IF you were walking your dog through the Lincolnshire countryside at the end of May, you may well have come across the solitary figure of an old man digging graves in the distance, or a weeping girl stumbling through the woods in a discoloured wedding dress.
You’d be forgiven for thinking you had stumbled upon some sort of ritualistic cult, or wandered onto the set of the Blair Witch project. But you’d actually have discovered one of the best small festivals in the country – Lost Village.
Doing festivals right is hard. Doing festivals right first time is incredibly difficult. Ticket sales, booking artists, staffing and even a lack of portaloos can prove to be problematic for organisers trying to get their festival up and running. We saw Edinburgh’s ‘X Music Festival’ cancelled at the last minute when it was revealed their application for a license had been submitted too late. This makes it all the more impressive that everything went smoothly for Lost Village’s first year.
There was an exciting line-up that saw artists like Annie Mac, DJ Koze, Huxley, Kölsch, Ben Pearce and Jamie Jones grace the stage. Built on the back of a successful club night in Bristol, and the well-established name that record label ‘Moda Black’ has made for itself over the last few years, they had plenty of reach in the industry to pull in the artists they wanted.
The thing that sets the festival apart however, is undoubtedly its theme. With just 4500 people capacity, Lost Village is an intimate festival, one that’s made all the more special by the effort that went in to make it a memorial experience. Stages are split into 3 different ‘abandoned buildings’; the ruins of an old castle, a rundown ‘forgotten cabin’ and an abandoned chapel. The paths through the forest are beautifully lit overhead by orange lanterns, handmade pentagrams and other ominous symbols hang from the trees. As you wander through the forest you’ll bump into any number of… performers, some too strange to describe. Victorian style explorers, grave diggers, woodland creatures and creepy circus entertainers hanging from giant swings. None of them will break their act, forcing you to question whether you’re losing your grip on reality or not.
All of this combines to make a great atmosphere. The campsite is chilled out, staff were friendly and I didn’t see any trouble break out over the whole weekend.
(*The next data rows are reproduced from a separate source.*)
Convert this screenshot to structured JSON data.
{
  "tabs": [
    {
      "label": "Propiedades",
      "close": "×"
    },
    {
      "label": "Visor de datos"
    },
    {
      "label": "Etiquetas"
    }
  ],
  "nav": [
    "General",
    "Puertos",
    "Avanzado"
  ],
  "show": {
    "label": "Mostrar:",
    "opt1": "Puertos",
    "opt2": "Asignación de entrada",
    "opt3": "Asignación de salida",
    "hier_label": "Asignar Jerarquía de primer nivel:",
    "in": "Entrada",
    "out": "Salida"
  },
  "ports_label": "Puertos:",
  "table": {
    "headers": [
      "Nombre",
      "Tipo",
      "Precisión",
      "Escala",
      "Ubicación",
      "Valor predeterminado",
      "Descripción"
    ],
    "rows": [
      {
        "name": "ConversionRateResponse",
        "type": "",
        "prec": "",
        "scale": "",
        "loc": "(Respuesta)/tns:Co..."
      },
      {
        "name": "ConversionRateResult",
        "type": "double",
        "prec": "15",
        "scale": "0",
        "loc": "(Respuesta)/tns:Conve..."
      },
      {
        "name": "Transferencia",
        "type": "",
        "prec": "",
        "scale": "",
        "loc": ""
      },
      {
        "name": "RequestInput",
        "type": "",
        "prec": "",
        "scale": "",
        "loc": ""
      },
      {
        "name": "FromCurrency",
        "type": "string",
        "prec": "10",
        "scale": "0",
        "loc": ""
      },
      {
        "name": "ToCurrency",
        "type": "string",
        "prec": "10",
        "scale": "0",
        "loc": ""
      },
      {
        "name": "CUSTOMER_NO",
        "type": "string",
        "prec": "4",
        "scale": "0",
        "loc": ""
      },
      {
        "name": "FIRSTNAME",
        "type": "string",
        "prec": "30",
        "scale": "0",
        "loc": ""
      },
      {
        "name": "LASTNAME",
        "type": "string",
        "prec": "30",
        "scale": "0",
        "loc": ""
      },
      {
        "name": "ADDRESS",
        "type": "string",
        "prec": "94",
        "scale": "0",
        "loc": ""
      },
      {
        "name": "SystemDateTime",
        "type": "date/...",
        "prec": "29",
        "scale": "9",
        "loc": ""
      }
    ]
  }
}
The only grievance was paying £5 for a glass of orange juice at the basecamp, but at £90 for a 3 day ticket you can’t really feel too hard done by.
Lost Village will return next year on the 27th of May and is well worth checking out.